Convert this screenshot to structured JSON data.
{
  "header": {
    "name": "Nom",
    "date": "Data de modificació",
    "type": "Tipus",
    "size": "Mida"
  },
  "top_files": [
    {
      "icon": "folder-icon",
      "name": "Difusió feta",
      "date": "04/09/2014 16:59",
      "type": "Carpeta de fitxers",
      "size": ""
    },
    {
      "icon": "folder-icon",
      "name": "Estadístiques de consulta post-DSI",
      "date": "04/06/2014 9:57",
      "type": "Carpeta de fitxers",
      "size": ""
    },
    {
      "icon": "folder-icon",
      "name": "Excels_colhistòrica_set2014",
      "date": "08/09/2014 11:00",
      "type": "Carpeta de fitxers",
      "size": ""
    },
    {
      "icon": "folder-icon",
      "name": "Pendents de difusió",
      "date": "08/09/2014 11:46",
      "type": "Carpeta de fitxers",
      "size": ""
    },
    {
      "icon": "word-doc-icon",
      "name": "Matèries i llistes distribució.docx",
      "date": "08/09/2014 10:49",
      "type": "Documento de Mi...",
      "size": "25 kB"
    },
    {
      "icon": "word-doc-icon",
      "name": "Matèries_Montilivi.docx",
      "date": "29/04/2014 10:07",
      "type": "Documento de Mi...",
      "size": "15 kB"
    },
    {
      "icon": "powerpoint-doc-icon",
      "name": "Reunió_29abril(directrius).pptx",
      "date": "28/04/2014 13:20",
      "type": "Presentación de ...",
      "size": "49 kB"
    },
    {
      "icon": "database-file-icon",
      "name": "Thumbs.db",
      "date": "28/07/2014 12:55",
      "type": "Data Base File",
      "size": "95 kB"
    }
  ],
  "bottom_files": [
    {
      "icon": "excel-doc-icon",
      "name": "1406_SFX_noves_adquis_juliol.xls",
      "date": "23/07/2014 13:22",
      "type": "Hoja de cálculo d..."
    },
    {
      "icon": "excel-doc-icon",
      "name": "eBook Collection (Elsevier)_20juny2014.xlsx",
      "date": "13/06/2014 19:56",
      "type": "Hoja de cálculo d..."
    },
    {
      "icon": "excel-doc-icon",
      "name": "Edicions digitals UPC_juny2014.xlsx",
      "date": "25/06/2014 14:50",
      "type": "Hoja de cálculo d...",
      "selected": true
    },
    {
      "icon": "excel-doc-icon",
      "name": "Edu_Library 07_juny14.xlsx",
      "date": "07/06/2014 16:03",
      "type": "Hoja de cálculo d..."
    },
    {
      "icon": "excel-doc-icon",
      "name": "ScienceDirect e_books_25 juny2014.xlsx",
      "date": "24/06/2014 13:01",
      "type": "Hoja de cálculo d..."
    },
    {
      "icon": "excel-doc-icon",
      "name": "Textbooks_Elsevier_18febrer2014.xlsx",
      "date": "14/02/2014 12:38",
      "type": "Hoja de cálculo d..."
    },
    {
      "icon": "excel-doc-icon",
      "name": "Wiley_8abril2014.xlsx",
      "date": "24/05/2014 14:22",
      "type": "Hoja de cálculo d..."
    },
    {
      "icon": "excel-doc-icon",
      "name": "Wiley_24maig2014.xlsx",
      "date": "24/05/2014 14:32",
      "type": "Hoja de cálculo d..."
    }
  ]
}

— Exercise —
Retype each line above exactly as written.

— Expected answer —
Convert this screenshot to structured JSON data.
{
  "header": {
    "name": "Nom",
    "date": "Data de modificació",
    "type": "Tipus",
    "size": "Mida"
  },
  "top_files": [
    {
      "icon": "folder-icon",
      "name": "Difusió feta",
      "date": "04/09/2014 16:59",
      "type": "Carpeta de fitxers",
      "size": ""
    },
    {
      "icon": "folder-icon",
      "name": "Estadístiques de consulta post-DSI",
      "date": "04/06/2014 9:57",
      "type": "Carpeta de fitxers",
      "size": ""
    },
    {
      "icon": "folder-icon",
      "name": "Excels_colhistòrica_set2014",
      "date": "08/09/2014 11:00",
      "type": "Carpeta de fitxers",
      "size": ""
    },
    {
      "icon": "folder-icon",
      "name": "Pendents de difusió",
      "date": "08/09/2014 11:46",
      "type": "Carpeta de fitxers",
      "size": ""
    },
    {
      "icon": "word-doc-icon",
      "name": "Matèries i llistes distribució.docx",
      "date": "08/09/2014 10:49",
      "type": "Documento de Mi...",
      "size": "25 kB"
    },
    {
      "icon": "word-doc-icon",
      "name": "Matèries_Montilivi.docx",
      "date": "29/04/2014 10:07",
      "type": "Documento de Mi...",
      "size": "15 kB"
    },
    {
      "icon": "powerpoint-doc-icon",
      "name": "Reunió_29abril(directrius).pptx",
      "date": "28/04/2014 13:20",
      "type": "Presentación de ...",
      "size": "49 kB"
    },
    {
      "icon": "database-file-icon",
      "name": "Thumbs.db",
      "date": "28/07/2014 12:55",
      "type": "Data Base File",
      "size": "95 kB"
    }
  ],
  "bottom_files": [
    {
      "icon": "excel-doc-icon",
      "name": "1406_SFX_noves_adquis_juliol.xls",
      "date": "23/07/2014 13:22",
      "type": "Hoja de cálculo d..."
    },
    {
      "icon": "excel-doc-icon",
      "name": "eBook Collection (Elsevier)_20juny2014.xlsx",
      "date": "13/06/2014 19:56",
      "type": "Hoja de cálculo d..."
    },
    {
      "icon": "excel-doc-icon",
      "name": "Edicions digitals UPC_juny2014.xlsx",
      "date": "25/06/2014 14:50",
      "type": "Hoja de cálculo d...",
      "selected": true
    },
    {
      "icon": "excel-doc-icon",
      "name": "Edu_Library 07_juny14.xlsx",
      "date": "07/06/2014 16:03",
      "type": "Hoja de cálculo d..."
    },
    {
      "icon": "excel-doc-icon",
      "name": "ScienceDirect e_books_25 juny2014.xlsx",
      "date": "24/06/2014 13:01",
      "type": "Hoja de cálculo d..."
    },
    {
      "icon": "excel-doc-icon",
      "name": "Textbooks_Elsevier_18febrer2014.xlsx",
      "date": "14/02/2014 12:38",
      "type": "Hoja de cálculo d..."
    },
    {
      "icon": "excel-doc-icon",
      "name": "Wiley_8abril2014.xlsx",
      "date": "24/05/2014 14:22",
      "type": "Hoja de cálculo d..."
    },
    {
      "icon": "excel-doc-icon",
      "name": "Wiley_24maig2014.xlsx",
      "date": "24/05/2014 14:32",
      "type": "Hoja de cálculo d..."
    }
  ]
}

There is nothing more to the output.